The Missouri Times is speaking to new lawmakers this session. Get to know more of the “Freshmen to Watch” here.


JEFFERSON CITY, Mo. — Even in the Missouri statehouse, freshman Rep. Michael Johnson is still taking notes and studying — including his colleagues across the aisle. 

“I am always taking notes. I take notes on how my Republican counterparts speak, the verbiage they use — that’s how much I am into studying,” Johnson said. “I want to know when I’m sitting down with someone how I can speak to them better and what to say to them to be more effective.”

Johnson describes HD 23 as both the richest and the poorest district and said his district has more history than any other in the Kansas City area. HD 23 lies within Jackson County. Johnson was born and raised in HD 23 and said he would not serve any other district. 

“To put it like this, if I lived in any other district I probably wouldn’t have run.
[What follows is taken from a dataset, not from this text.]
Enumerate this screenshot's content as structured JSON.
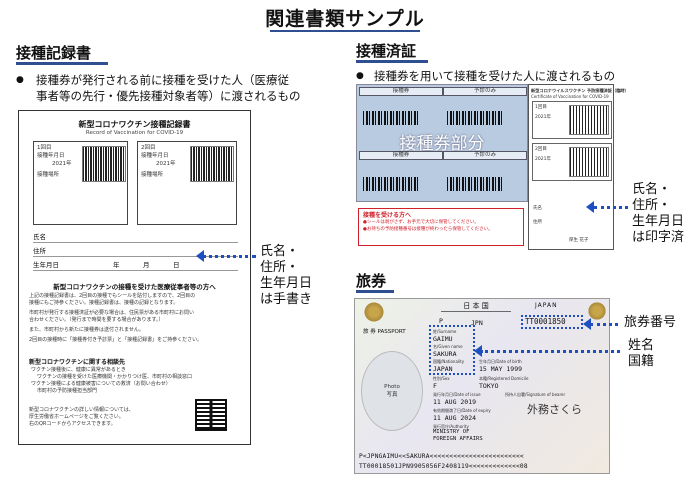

That’s how passionate I am about my district,” Johnson told The Missouri Times. “That way you know it’s genuine, I wouldn’t even have done this anywhere else.”

Prior to serving in office, Johnson served in the U.S. Army. He is also an insurance agent at his own agency, Johnson Hazley Agency, LLC. 

Johnson beat his Democratic opponent in the primary by a 10 percent margin. Johnson’s long-term goal is to create a skill trade center large enough to congregate all of the youth within his district under one brick and mortar. 

“I also want this center to be informative,” Johnson said. “This is an information hub that you can come and find out about any grant, about any assistance, about any scholarship, about anything that you need to know to make you more successful so you can be a staple in that community.” 

Johnson is sponsoring three bills: HB 774, HB 813, and HB 1220. Of these three bills, Johnson believes HB 774, which would provide high-speed internet access to underserved areas, is the most important. 

“In today’s time and age, you can’t do anything without [the internet],” Johnson said. “I think it’s important because you can’t get a job without it right now, you can’t see your doctor without it right now, you can’t see your elders that are in nursing homes right now without it.” 

Johnson serves on the Economic Development, Health and Mental Health Policy, and Insurance committees.